In the words of our participants:
“Stigma stops us from seeing all of the people who are impacted.”
“Criminalizing people is the worst way to help with this.”
“Not being able to get folks the treatment they need is heartbreaking.”
Please contact Miranda Fatur, CDPC Communications Coordinator to arrange media interviews to further discuss this report and its recommendations with Sean LeBlanc of Drug Users Advocacy League (DUAL) or Rob Boyd of Sandy Hill Community Health Centre.
Canadian Drug Policy Coalition
About Sandy Hill Community Health Centre
Since 1973: Working together to make our community healthy. Good health means more than just treating people when they are sick. Problems like poverty, addiction, and family violence can bring on illness – or keep people from getting well. At Sandy Hill Community Health Centre, we treat illness when it arises. We also work hard to create a healthy community, so that people stay well and get the most out of life, and we believe in: integrity, respect, equity, collaboration, empathy. https://www.shchc.ca/home
About Ottawa Inner City Health
Ottawa Inner City Health Inc. (OICH) aims to improve the health and access to health care for people who are chronically homeless. Our main function is to coordinate and integrate health care services so that homeless individuals can receive the same quality of health care as other Canadians. Health issues while homeless are often complicated by lack of housing, family support and care. In response OICH has special health care units which are located within local homeless shelters creating a safe environment where health care can be provided. These special units are staffed by personal support workers and supported by visiting nurses and doctors. They are operated through a partnership between the shelters. This model has been well accepted by homeless clients and supports health outcomes which are comparable to the Canadian standard. https://www.ottawainnercityhealth.ca/about/
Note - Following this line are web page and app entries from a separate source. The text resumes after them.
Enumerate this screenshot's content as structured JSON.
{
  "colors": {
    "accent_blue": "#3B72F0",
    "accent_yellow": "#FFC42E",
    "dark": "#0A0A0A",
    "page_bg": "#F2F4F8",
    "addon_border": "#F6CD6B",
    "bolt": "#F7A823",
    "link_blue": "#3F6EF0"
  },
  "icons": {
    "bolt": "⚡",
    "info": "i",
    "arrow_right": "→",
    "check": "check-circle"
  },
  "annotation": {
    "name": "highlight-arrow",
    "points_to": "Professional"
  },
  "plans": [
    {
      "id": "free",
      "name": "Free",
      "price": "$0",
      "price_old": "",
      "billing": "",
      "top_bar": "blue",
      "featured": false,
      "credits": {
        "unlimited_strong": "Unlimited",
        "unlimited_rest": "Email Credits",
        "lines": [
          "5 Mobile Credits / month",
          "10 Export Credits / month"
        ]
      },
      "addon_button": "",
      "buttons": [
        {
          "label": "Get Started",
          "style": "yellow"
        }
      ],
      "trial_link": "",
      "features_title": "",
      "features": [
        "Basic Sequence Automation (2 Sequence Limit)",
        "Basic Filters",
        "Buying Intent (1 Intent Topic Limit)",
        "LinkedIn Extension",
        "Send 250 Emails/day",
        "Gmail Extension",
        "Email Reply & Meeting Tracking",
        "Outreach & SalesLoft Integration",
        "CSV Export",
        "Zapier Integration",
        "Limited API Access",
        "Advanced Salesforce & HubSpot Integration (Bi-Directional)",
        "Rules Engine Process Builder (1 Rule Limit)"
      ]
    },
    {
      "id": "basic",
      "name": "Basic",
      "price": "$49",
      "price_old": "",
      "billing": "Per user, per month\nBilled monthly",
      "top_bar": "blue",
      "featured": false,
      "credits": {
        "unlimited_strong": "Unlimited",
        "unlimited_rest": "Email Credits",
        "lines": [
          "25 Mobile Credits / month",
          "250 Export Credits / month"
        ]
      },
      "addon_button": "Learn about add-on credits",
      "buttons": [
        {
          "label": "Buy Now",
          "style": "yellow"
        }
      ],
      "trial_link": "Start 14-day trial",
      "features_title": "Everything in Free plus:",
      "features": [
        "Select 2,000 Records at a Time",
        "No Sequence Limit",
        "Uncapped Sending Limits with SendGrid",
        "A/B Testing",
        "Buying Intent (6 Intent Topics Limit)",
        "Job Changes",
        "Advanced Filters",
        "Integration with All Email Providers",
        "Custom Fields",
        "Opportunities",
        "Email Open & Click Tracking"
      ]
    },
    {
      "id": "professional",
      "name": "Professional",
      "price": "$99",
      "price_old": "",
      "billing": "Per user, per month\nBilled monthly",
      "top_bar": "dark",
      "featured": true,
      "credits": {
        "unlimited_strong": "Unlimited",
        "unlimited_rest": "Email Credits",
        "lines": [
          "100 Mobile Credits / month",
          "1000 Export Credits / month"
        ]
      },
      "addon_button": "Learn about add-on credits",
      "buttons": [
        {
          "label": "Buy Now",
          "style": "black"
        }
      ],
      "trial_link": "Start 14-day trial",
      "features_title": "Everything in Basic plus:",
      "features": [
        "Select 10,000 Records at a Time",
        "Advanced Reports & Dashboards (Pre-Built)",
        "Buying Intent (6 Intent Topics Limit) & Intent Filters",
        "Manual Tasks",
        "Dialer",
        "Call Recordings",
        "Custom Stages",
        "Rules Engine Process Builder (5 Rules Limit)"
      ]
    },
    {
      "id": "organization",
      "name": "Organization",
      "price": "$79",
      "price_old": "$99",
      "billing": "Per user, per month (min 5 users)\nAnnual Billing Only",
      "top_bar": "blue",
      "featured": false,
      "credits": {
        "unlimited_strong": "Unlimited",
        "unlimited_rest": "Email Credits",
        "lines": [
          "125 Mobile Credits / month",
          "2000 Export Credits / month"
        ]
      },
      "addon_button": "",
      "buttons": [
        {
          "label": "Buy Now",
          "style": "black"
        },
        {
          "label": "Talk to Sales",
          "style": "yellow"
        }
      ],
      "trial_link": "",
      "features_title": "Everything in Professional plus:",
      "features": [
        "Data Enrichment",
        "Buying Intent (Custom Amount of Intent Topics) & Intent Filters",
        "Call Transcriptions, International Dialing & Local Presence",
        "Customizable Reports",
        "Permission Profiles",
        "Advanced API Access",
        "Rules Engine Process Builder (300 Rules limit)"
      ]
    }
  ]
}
About Drug Users Advocacy League
DUAL is an independent group of drug consumers, ex-consumer and their allies who fight for the rights of those that use drugs, and our community, in the Ottawa area. Though we do not condone nor condemn drug use, we believe in complete harm reduction, and aim to improve the safety and education of and towards drug consumers. Also, we aim to end the horrible stigma that drug users face. DUAL is non-judgemental and our direction will be chosen by the population that uses drugs. Our purpose is dual – to ensure the safety of those that consume drugs and the community-at-large, and to ensure that the people that consume drugs can do so with the proper education and opportunities to stay healthy. https://dualottawa.wordpress.com/about/
About Ottawa Public Health
Ottawa Public Health’s goal is to keep people healthy, safe and well. OPH works with the community and partners across various sectors on programs, services and policies that serve people across their lifespan, from prenatal, maternal and baby health, parenting, through healthy aging, and on subjects such as mental health and substance use health, dental health, nutrition, injury and disease prevention, and more. Ottawa Public Health is committed to Reconciliation, health equity and continuous quality improvement. It advances these goals by engaging with residents, partners and communities to develop conditions that support health and health equity. https://www.ottawapublichealth.ca/en/index.aspx
About Canadian Drug Policy Coalition
The Canadian Drug Policy Coalition (CDPC) is a coalition of 50 organizations and 6,000 individuals working to support the development of progressive drug policy grounded in science, guided by public health principles, and respectful of human rights. The CDPC operates as a project within Simon Fraser University under the Faculty of Health Sciences. The CDPC seeks to include people who use drugs and those harmed by the war on drugs in moving toward a healthier Canadian society free of stigma and social exclusion. www.drugpolicy.ca